“I got administrators coming to me and to my reporters, asking us not to print these articles that showed a negative light on the university,” Buckland said.
The two students then reached out to the school’s Board of Governors to talk about the negative reactions, but communications between the Board and the paper became difficult when school administrators shut down “The Columns” email account, Buckland said.
Additionally, the newspaper’s faculty advisor, Michael Kelley, said he was terminated from a three year contract as a temporary professor at FSU. Wilson and Buckland fear this might be related to their controversial articles.
“I think that ironically, the internet was supposed to make censorship obsolete,” LoMonte continued, “It was supposed to liberate everybody from government censorship and, in fact, at the college and high school level it’s probably made censorship worse because the institutions are now terrified that those newspapers are gonna have indefinite life online.”
While a certain amount of oversight at high school newspapers might be understandable (the staff is under 18 and could need extra guidance), college papers are generally expected to have editorial independence and the same basic rights as professional news outlets.
“Stuff that they were okay with when it was a print newspaper seen by 500 people that went in the garbage the next day, they’re petrified by today,” LoMonte continued.
And the issue of free speech on campuses has only been growing in the national spotlight, largely in relation to topics that might be deemed triggering or offensive.
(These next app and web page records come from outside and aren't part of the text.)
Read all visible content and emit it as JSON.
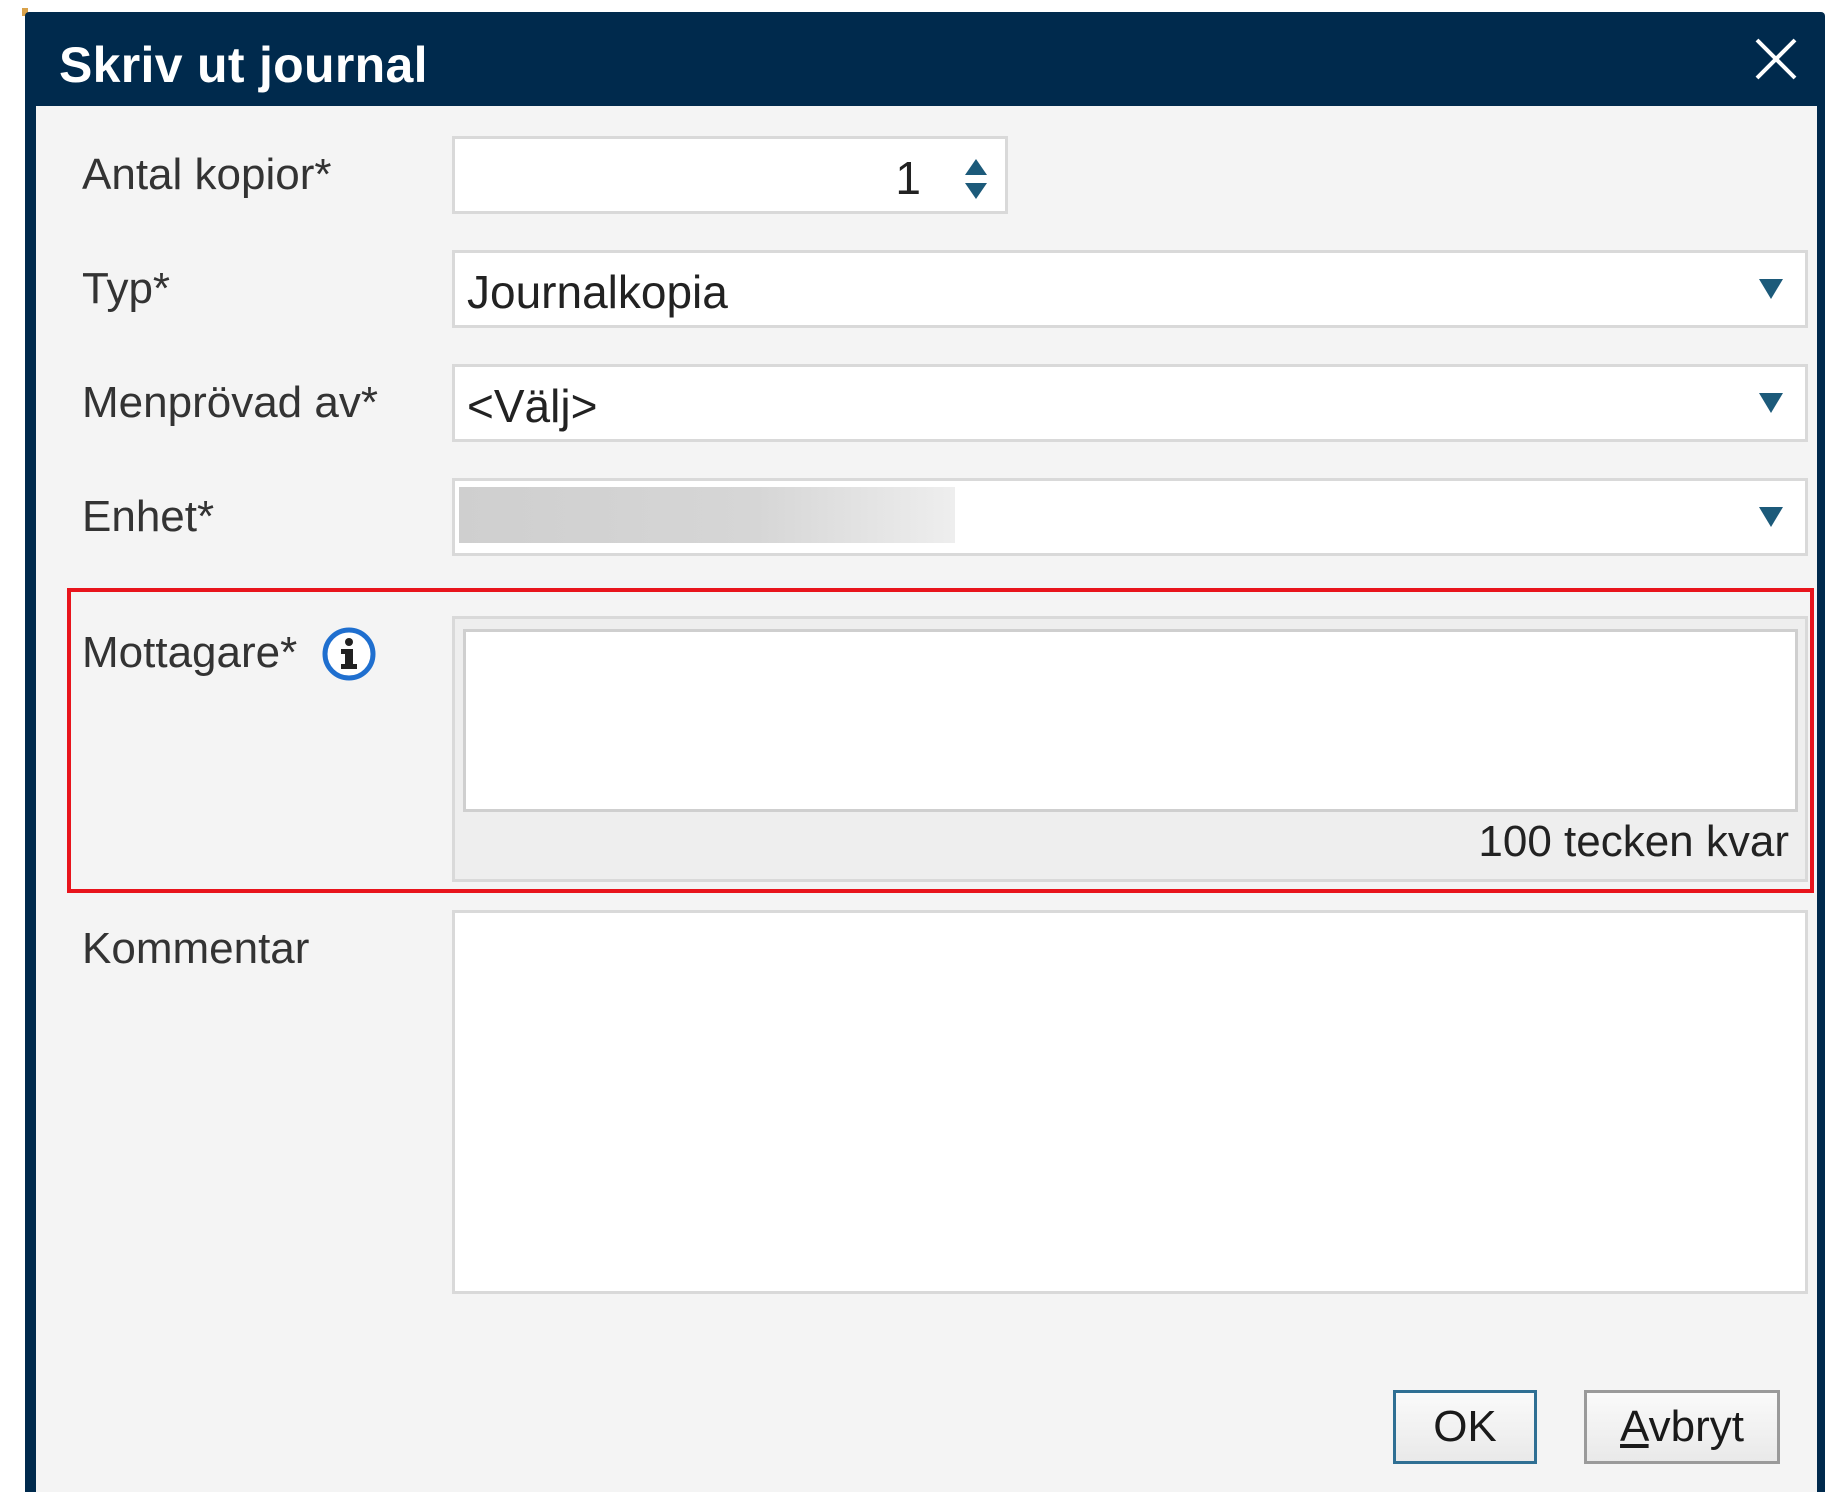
{
  "dialog": {
    "title": "Skriv ut journal",
    "close_icon": "close-icon"
  },
  "form": {
    "copies": {
      "label": "Antal kopior*",
      "value": "1"
    },
    "type": {
      "label": "Typ*",
      "value": "Journalkopia"
    },
    "reviewed_by": {
      "label": "Menprövad av*",
      "value": "<Välj>"
    },
    "unit": {
      "label": "Enhet*",
      "value": ""
    },
    "recipient": {
      "label": "Mottagare*",
      "value": "",
      "chars_left": "100 tecken kvar",
      "info_icon": "info-icon"
    },
    "comment": {
      "label": "Kommentar",
      "value": ""
    }
  },
  "buttons": {
    "ok": "OK",
    "cancel": "Avbryt"
  },
  "colors": {
    "title_bar": "#002a4d",
    "highlight": "#e8141c",
    "arrow": "#1c5a7a",
    "info": "#1f6fcf"
  }
}
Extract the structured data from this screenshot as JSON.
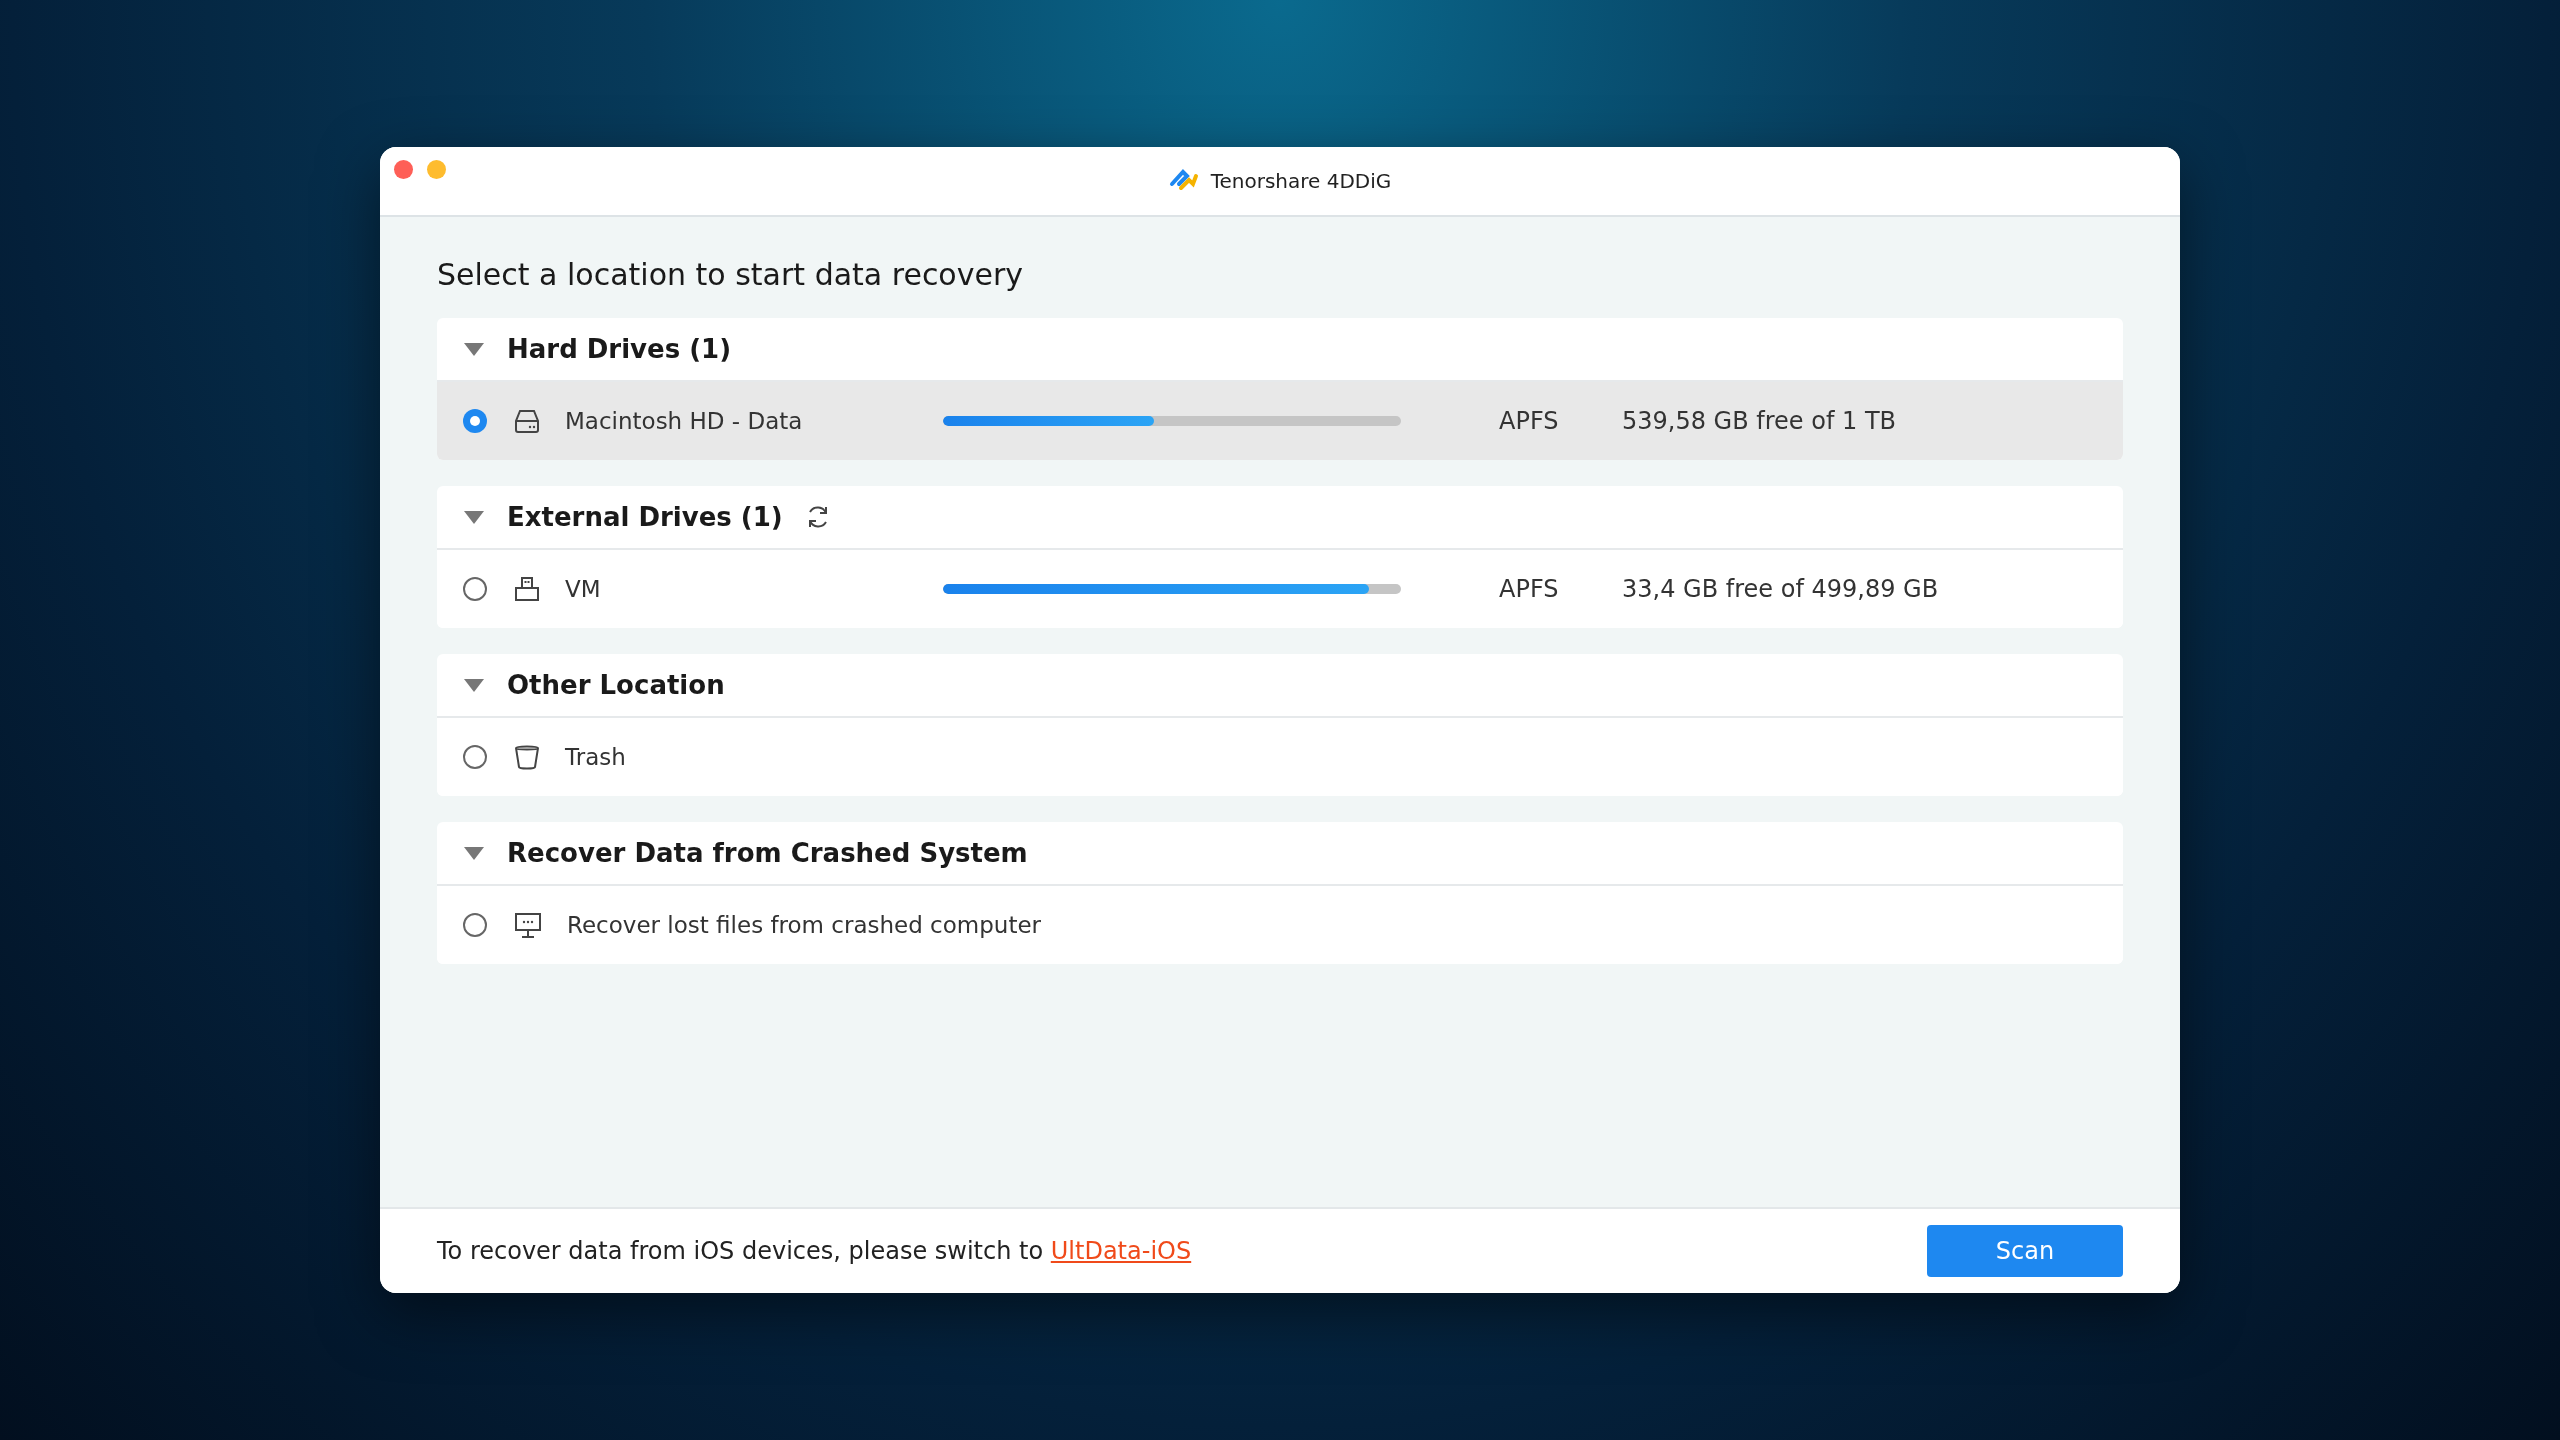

Like when a group of Wesleyan students petitioned to defund the student newspaper unless it instituted a thorough diversity initiative; or when the rugby team at Mary Washington University was suspended over chanting about “fuck[ing] a whore,”; or when a faculty member at Yale argued that students should be allowed to wear offensive costumes; or when a Wheaton College (Illinois) board recommended that a professor be fired for suggesting that Islam and Christianity shared the same god.
A recent Gallup survey found that a good portion of college students feel that the prevailing ideology on campus might prevent them from speaking their mind: While 78 percent of college students said that colleges should expose students to all sorts of speech instead of limiting it to “the furtherance of a positive learning environment,” 54 percent of students reportedly felt that campus culture might prevent some people from speaking openly because others might find it offensive. The survey also noted that most students thought they were able to distinguish between speech that is intentionally offensive from speech that earnestly represents a controversial view.